There is (almost) as much bitterness as beauty here (High on the Hog which has the tensile strength of the Gang of Four)  . . . but Jeez, George: All that, and Iron Butterfly too?

You had me at "I would have gone to art school . . ."


There is a background article on the Puddle at nzmusic.com and another here.

Share It

Your Comments

Bongo - Nov 27, 2009

fyi: I was just chatting to a friend of Hamish Kilgour's from Columbus Ohio on Hamish's Facebook page about GDH/The Puddle (after Hamish posted http://www.youtube.com/watch?v=UtEGVFBxbgU
with the comment that "ole george can still pull the white rabbits outa the hat") and sent him this link/review.

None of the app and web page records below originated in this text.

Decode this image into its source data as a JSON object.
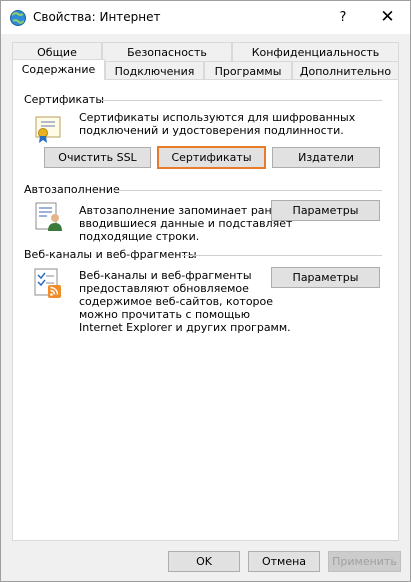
{
  "window": {
    "title": "Свойства: Интернет",
    "help": "?",
    "close": "✕"
  },
  "tabs_row1": [
    "Общие",
    "Безопасность",
    "Конфиденциальность"
  ],
  "tabs_row2": [
    "Содержание",
    "Подключения",
    "Программы",
    "Дополнительно"
  ],
  "active_tab": "Содержание",
  "certificates": {
    "heading": "Сертификаты",
    "desc_line1": "Сертификаты используются для шифрованных",
    "desc_line2": "подключений и удостоверения подлинности.",
    "clear_ssl": "Очистить SSL",
    "certs_btn": "Сертификаты",
    "publishers": "Издатели"
  },
  "autocomplete": {
    "heading": "Автозаполнение",
    "desc_line1": "Автозаполнение запоминает ранее",
    "desc_line2": "вводившиеся данные и подставляет",
    "desc_line3": "подходящие строки.",
    "settings": "Параметры"
  },
  "feeds": {
    "heading": "Веб-каналы и веб-фрагменты",
    "desc_line1": "Веб-каналы и веб-фрагменты",
    "desc_line2": "предоставляют обновляемое",
    "desc_line3": "содержимое веб-сайтов, которое",
    "desc_line4": "можно прочитать с помощью",
    "desc_line5": "Internet Explorer и других программ.",
    "settings": "Параметры"
  },
  "footer": {
    "ok": "OK",
    "cancel": "Отмена",
    "apply": "Применить"
  },
  "colors": {
    "focus": "#e87b2a",
    "button_bg": "#e1e1e1"
  }
}
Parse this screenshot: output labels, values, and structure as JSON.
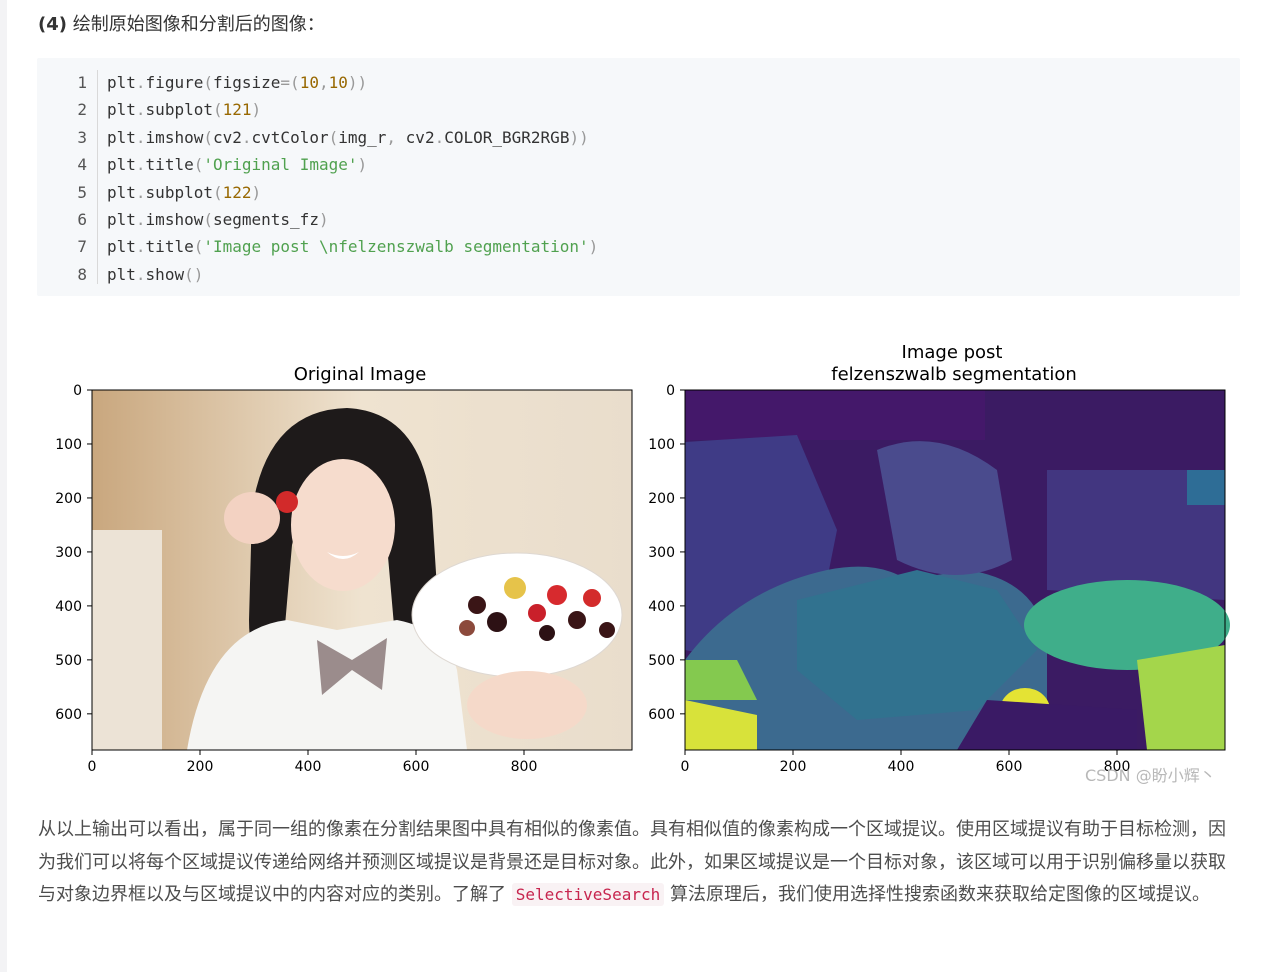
{
  "heading": {
    "num": "(4)",
    "text": " 绘制原始图像和分割后的图像："
  },
  "code_lines": [
    {
      "n": "1",
      "tokens": [
        [
          "plt",
          "t-obj"
        ],
        [
          ".",
          "t-dot"
        ],
        [
          "figure",
          "t-kw"
        ],
        [
          "(",
          "t-paren"
        ],
        [
          "figsize",
          "t-kw"
        ],
        [
          "=(",
          "t-paren"
        ],
        [
          "10",
          "t-num"
        ],
        [
          ",",
          "t-paren"
        ],
        [
          "10",
          "t-num"
        ],
        [
          "))",
          "t-paren"
        ]
      ]
    },
    {
      "n": "2",
      "tokens": [
        [
          "plt",
          "t-obj"
        ],
        [
          ".",
          "t-dot"
        ],
        [
          "subplot",
          "t-kw"
        ],
        [
          "(",
          "t-paren"
        ],
        [
          "121",
          "t-num"
        ],
        [
          ")",
          "t-paren"
        ]
      ]
    },
    {
      "n": "3",
      "tokens": [
        [
          "plt",
          "t-obj"
        ],
        [
          ".",
          "t-dot"
        ],
        [
          "imshow",
          "t-kw"
        ],
        [
          "(",
          "t-paren"
        ],
        [
          "cv2",
          "t-obj"
        ],
        [
          ".",
          "t-dot"
        ],
        [
          "cvtColor",
          "t-kw"
        ],
        [
          "(",
          "t-paren"
        ],
        [
          "img_r",
          "t-obj"
        ],
        [
          ", ",
          "t-paren"
        ],
        [
          "cv2",
          "t-obj"
        ],
        [
          ".",
          "t-dot"
        ],
        [
          "COLOR_BGR2RGB",
          "t-kw"
        ],
        [
          "))",
          "t-paren"
        ]
      ]
    },
    {
      "n": "4",
      "tokens": [
        [
          "plt",
          "t-obj"
        ],
        [
          ".",
          "t-dot"
        ],
        [
          "title",
          "t-kw"
        ],
        [
          "(",
          "t-paren"
        ],
        [
          "'Original Image'",
          "t-str"
        ],
        [
          ")",
          "t-paren"
        ]
      ]
    },
    {
      "n": "5",
      "tokens": [
        [
          "plt",
          "t-obj"
        ],
        [
          ".",
          "t-dot"
        ],
        [
          "subplot",
          "t-kw"
        ],
        [
          "(",
          "t-paren"
        ],
        [
          "122",
          "t-num"
        ],
        [
          ")",
          "t-paren"
        ]
      ]
    },
    {
      "n": "6",
      "tokens": [
        [
          "plt",
          "t-obj"
        ],
        [
          ".",
          "t-dot"
        ],
        [
          "imshow",
          "t-kw"
        ],
        [
          "(",
          "t-paren"
        ],
        [
          "segments_fz",
          "t-obj"
        ],
        [
          ")",
          "t-paren"
        ]
      ]
    },
    {
      "n": "7",
      "tokens": [
        [
          "plt",
          "t-obj"
        ],
        [
          ".",
          "t-dot"
        ],
        [
          "title",
          "t-kw"
        ],
        [
          "(",
          "t-paren"
        ],
        [
          "'Image post \\nfelzenszwalb segmentation'",
          "t-str"
        ],
        [
          ")",
          "t-paren"
        ]
      ]
    },
    {
      "n": "8",
      "tokens": [
        [
          "plt",
          "t-obj"
        ],
        [
          ".",
          "t-dot"
        ],
        [
          "show",
          "t-kw"
        ],
        [
          "()",
          "t-paren"
        ]
      ]
    }
  ],
  "figure": {
    "left_title": "Original Image",
    "right_title_1": "Image post",
    "right_title_2": "felzenszwalb segmentation",
    "xticks": [
      "0",
      "200",
      "400",
      "600",
      "800"
    ],
    "yticks": [
      "0",
      "100",
      "200",
      "300",
      "400",
      "500",
      "600"
    ],
    "watermark": "CSDN @盼小辉丶"
  },
  "paragraph": {
    "part1": "从以上输出可以看出，属于同一组的像素在分割结果图中具有相似的像素值。具有相似值的像素构成一个区域提议。使用区域提议有助于目标检测，因为我们可以将每个区域提议传递给网络并预测区域提议是背景还是目标对象。此外，如果区域提议是一个目标对象，该区域可以用于识别偏移量以获取与对象边界框以及与区域提议中的内容对应的类别。了解了 ",
    "code": "SelectiveSearch",
    "part2": " 算法原理后，我们使用选择性搜索函数来获取给定图像的区域提议。"
  }
}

He immediately bought The Shakespeare Monkey on Amazon.
Kia ora.

post a comment

More from this section   Music at Elsewhere articles index

Hot 8 Brass Band: On the Spot (Tru Thoughts/Rhythmethod)

Hot 8 Brass Band: On the Spot (Tru Thoughts/Rhythmethod)

Out of the many guests at this weekend's Womad you can guess that these guys from New Orleans – who deliver up pop-funk classics alongside originals and familiar tunes with their own twist... > Read more

Julian Temple Band: Quiet Earth (Oscillosonic/Yellow Eye)

Julian Temple Band: Quiet Earth (Oscillosonic/Yellow Eye)

Noticed how in action movies so few actors speak these days? They tend use an amplified whisper which has the effect of raising tension -- even when very little is happening. San... > Read more

Elsewhere at Elsewhere

THE BARGAIN BUY: The Specials; The Specials and More Specials

THE BARGAIN BUY: The Specials; The Specials and More Specials

What the most recent waves of ska revivalist don't quite get is, aside from the terrific beat, their mentor bands from the UK like the Specials and the Beat in the late Seventies/early Eighties... > Read more

FR David: Words (1982)

FR David: Words (1982)

Some simple pop songs -- often by one-hit wonders -- have as much impact as the most crafted and considered serious work of superior writers. So it is with FR David and this hit. David was... > Read more